Since January 2015, participants in the drug distribution chain have had to exchange lot-level transaction information (TI), transaction history (TH), and transaction statement (TS) at each sale or ownership transfer. That can be done via paper or electronically. Also as of January 2015, manufacturers, packagers, whole salers, and pharmacies must notify the FDA and any trading partners that a product in their possession or control is not legitimate. Starting in November 2017, pharmaceutical manufacturers’ products must be marked with a National Drug Code (NDC), serial number, lot number, and expiration date in both machine-readable and human-readable format.

That is the big step: printing all that information on package labels, the totality of the digits adding up to the product identifier, which many refer to as the Global Trade Item Number (GTIN) specified by GS1, the standards organization. The GTIN consists of a 2D bar code, serial number, lot, and expiry. A company assigns its own GTINs, which are often based on the product’s NDC. Janssen (which has been very active) uses that data to create what it calls a “serialization license plate.”

But requirements going forward are much more complex—hence the importance of pilot projects. All players in the drug chain will not only have to query one another electronically when establishing or verifying the identity of a product, they must also be able to trace a particular package to the carton and pallet it was in when it came off the manufacturer’s packaging line. Here the term “aggregation” comes up, often described as a child-parent-grandparent hierarchical relationship, from the package to the case to the pallet.

“Experience has shown that aggregation is achievable and sustainable; however, it is complex and costly. In terms of installation, the cost and time to implement serialization and aggregation on an existing packaging line varies widely and is dependent upon several variables, including age of the line and current technology, number of SKUs packaged on the line, and number of markets served by that line,” explains Michael P. Rose, Vice President of Supply Chain Visibility for Johnson & Johnson Supply Chain. Retrofitting a line with serialization alone requires approximately 50% less time and approximately 70% less money than retrofitting a line with both serialization and aggregation, he notes.
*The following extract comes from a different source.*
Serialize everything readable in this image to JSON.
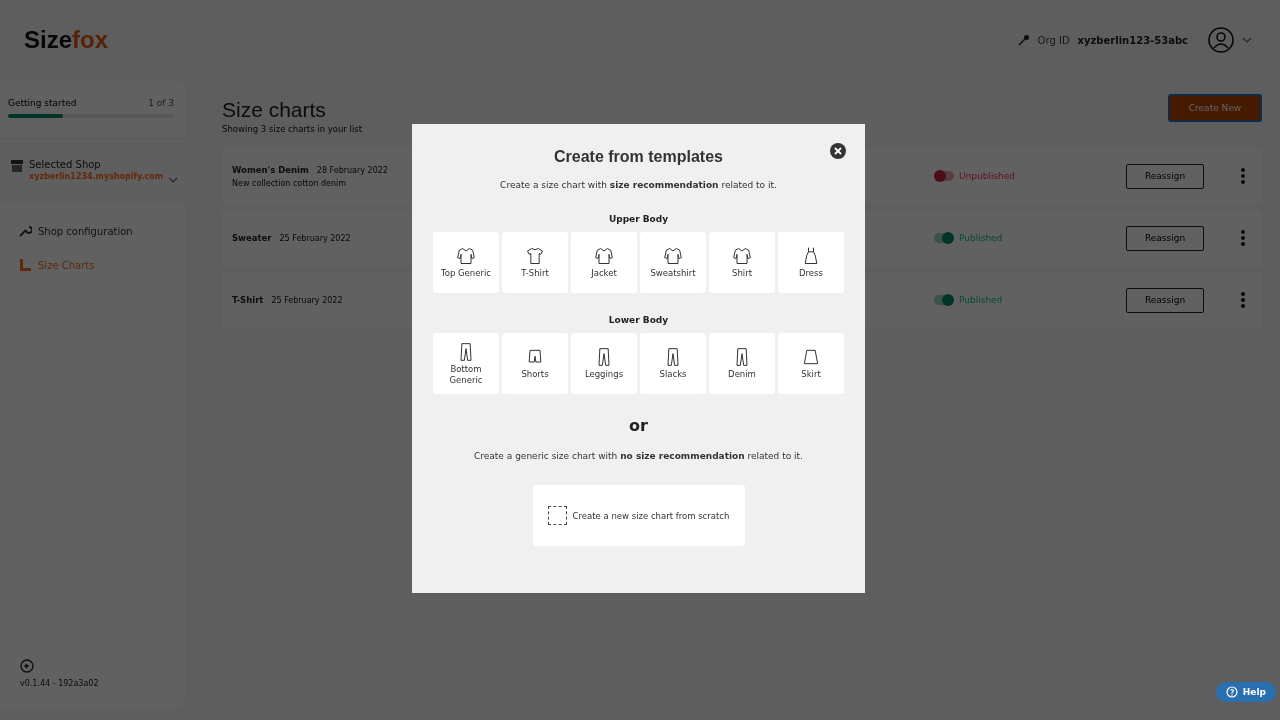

At its April 2016 workshop, the FDA previewed key technical terms that are specified in the 2013 law, such as data requirements for TI, TS, TH, aggregation, inference, and interoperability. The Healthcare Distribution Management Association (HDMA), for one, says that confusion over DSCSA requirements reigned at the workshop, and as a result, the FDA is nowhere near ready to begin pilot tests of an interoperable system until it specifies exactly what the terms above mean, and the requirements surrounding them. The HDMA mainly represents pharmaceutical distributors, big and small. “Without this essential groundwork, it will not be possible to develop useful pilots that will instruct on methods to establish a secure, interoperable, electronic system,” says Anita Ducca, HDMA Senior Vice President for Regulatory Affairs. “Failing to reach agreement on a common understanding of the DSCSA would also contribute to another potential pitfall, what HDMA refers to as ‘scope creep.’ ”

Perhaps it would make sense for the FDA to pin down the requirements for interoperability before it starts the pilot projects. That should be done quickly, so the pilots can begin. Otherwise the industry will approach 2023 scratching its collective head in confusion and worrying about FDA enforcement penalties.

Author bio: 
Mr. Barlas is a freelance writer in Washington, D.C., who covers issues inside the Beltway. Send ideas for topics and your comments to sbarlas@verizon.net.

References

  1. Government Printing Office. Drug Supply Chain Security Act November 27, 2013; Available at: www.gpo.gov/fdsys/pkg/PLAW-113publ54/pdf/PLAW-113publ54.pdf#page=13. Accessed June 13, 2017
  2. Food and Drug Administration. Proposed pilot project(s) under the Drug Supply Chain Security Act; public workshop; request for comments. Fed Regist 2016;81;(30):7807–7809.
  3. Food and Drug Administration. Pharmaceutical distribution supply chain pilot projects; reopening of comment period; request for information. Fed Regist 2017;82;(81):19737–19738.